Well in the last posting about our mixed bag of a trip to Italy, I talked about how we failed to remember to take our house keys with us. It wasn’t the only thing we forgot as it happened. We intended to take a new rug with us and several other things but somehow in our busy pre-trip schedule, they all got sadly forgotten. And upon returning we intended to bring several items back to the UK and in our haste, you’ve guessed it, we overlooked them too. It’s clearly an age thing as C and I hurtle towards our bloody dotage. They’ll be feeding us baby food soon.
One thing we did remember to do however before we set off was order some DVDs online to watch out in Italy. Sadly we forgot how long it takes to redeem an order these days and they failed to arrive before we set off. Do you believe in omens and maybe get the impression that this was a trip destined to be not entirely successful? Not to worry the good thing is that they were here (well at the Post Office) waiting for us when we returned, and last night I watched the first of them, the remarkable film Kes. I don’t think I’ve seen it in 30-40 years (memory escapes me) but it’s a true classic. You must know the plot; it’s set in a Yorkshire mining town and tells the story of Billy, a young schoolboy with no prospects other than to follow his unlikeable elder brother Judd down the pits. It’s utterly dispiriting but things take on an upbeat tone when Billy discovers a young kestrel – Kes – and trains him in the art of falconry. It’s a beautiful relationship and symbolic of the personal need to escape the grimness of the last remnants of the industrial north in the 60’s. But ultimately it is doomed.
Directed by the brilliant Ken Loach, the film is poignant, certainly political and full of pathos. It feels under-rehearsed in places almost as if a lot of it was unscripted and improvised. But this gives it a sense of realism, as if it were a drama-documentary. Despite the sadness the film has some brilliantly funny moments and the scene where Billy’s PE teacher, played by the late Brain Glover, emulates his hero, the fair slightly-balding Bobby Charlton, in a game of football with the boys is just superb comedic acting.

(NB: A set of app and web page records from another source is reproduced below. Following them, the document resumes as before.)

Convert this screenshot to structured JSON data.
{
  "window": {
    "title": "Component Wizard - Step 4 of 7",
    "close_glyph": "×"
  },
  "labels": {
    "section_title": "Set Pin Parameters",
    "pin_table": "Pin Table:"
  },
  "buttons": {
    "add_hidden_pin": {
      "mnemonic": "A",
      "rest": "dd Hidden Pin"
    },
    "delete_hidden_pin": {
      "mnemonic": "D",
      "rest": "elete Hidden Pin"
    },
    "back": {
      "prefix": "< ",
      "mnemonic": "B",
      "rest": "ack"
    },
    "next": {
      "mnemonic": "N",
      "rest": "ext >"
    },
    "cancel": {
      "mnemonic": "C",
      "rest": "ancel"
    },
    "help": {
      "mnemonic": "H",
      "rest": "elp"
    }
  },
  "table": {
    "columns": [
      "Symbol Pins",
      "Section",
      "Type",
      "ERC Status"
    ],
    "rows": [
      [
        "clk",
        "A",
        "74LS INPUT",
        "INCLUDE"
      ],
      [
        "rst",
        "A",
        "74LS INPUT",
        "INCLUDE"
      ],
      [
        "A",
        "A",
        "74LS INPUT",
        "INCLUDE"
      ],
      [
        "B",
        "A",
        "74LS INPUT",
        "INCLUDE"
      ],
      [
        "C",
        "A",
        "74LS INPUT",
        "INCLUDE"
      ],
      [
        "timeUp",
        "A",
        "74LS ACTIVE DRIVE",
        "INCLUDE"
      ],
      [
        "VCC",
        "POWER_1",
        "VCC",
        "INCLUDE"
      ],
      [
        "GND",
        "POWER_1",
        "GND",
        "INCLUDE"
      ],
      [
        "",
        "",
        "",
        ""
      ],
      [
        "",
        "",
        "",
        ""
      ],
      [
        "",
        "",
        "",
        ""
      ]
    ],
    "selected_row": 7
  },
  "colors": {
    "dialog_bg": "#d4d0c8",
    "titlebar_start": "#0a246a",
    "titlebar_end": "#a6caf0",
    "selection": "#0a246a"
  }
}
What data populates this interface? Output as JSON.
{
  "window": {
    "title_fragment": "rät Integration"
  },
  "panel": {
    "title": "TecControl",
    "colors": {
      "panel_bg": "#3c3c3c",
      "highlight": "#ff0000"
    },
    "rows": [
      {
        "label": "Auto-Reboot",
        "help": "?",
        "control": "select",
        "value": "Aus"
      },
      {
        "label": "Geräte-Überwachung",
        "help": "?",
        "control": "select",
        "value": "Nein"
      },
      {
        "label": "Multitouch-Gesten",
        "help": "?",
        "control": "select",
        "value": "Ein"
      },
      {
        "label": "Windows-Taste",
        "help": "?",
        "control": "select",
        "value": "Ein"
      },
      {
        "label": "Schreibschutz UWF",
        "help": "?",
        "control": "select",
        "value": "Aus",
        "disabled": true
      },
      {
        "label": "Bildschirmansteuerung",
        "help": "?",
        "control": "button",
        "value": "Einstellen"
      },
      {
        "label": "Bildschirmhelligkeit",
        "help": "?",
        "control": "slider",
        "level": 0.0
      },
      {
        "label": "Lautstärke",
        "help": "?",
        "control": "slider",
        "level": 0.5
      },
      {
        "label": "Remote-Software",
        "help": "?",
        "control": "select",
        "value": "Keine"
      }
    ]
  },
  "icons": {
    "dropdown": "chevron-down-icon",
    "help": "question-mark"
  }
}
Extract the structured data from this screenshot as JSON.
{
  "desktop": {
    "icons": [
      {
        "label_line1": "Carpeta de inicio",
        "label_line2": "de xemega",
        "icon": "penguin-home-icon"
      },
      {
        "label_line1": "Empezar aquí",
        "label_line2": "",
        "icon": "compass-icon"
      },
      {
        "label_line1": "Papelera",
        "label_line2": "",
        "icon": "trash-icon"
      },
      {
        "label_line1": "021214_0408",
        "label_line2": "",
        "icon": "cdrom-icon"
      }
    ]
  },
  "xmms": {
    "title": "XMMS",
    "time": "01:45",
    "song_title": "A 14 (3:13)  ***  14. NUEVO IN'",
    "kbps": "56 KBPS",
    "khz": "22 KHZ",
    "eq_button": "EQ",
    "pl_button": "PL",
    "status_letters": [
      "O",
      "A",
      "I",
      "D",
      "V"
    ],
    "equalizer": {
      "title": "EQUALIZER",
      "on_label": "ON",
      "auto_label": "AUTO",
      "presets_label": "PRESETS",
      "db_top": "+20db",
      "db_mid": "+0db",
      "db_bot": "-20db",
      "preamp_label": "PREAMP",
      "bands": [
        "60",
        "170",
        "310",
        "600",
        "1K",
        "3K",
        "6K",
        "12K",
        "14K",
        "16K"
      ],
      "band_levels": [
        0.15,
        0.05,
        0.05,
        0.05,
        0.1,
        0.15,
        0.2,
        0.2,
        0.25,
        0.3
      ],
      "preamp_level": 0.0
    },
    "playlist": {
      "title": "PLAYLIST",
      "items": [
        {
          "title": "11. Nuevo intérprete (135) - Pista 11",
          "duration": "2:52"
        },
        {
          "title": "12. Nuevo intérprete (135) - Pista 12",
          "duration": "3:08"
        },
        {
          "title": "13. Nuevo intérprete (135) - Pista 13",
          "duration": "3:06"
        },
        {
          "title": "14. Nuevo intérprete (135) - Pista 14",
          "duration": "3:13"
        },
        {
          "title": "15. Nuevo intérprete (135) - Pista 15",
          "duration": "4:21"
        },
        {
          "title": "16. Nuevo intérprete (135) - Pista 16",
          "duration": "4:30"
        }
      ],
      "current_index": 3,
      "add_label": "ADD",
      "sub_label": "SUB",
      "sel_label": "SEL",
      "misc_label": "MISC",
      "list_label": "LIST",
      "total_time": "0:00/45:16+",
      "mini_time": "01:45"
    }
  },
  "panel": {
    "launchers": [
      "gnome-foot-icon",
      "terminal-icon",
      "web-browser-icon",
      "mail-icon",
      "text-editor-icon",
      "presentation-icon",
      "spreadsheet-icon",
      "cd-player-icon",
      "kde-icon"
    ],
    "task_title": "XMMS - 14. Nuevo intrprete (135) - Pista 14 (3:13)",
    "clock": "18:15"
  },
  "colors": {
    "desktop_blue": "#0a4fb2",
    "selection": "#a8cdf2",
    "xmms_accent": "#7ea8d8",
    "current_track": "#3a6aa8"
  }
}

You know, I’d forgotten just how good this film is. Quelle surprise.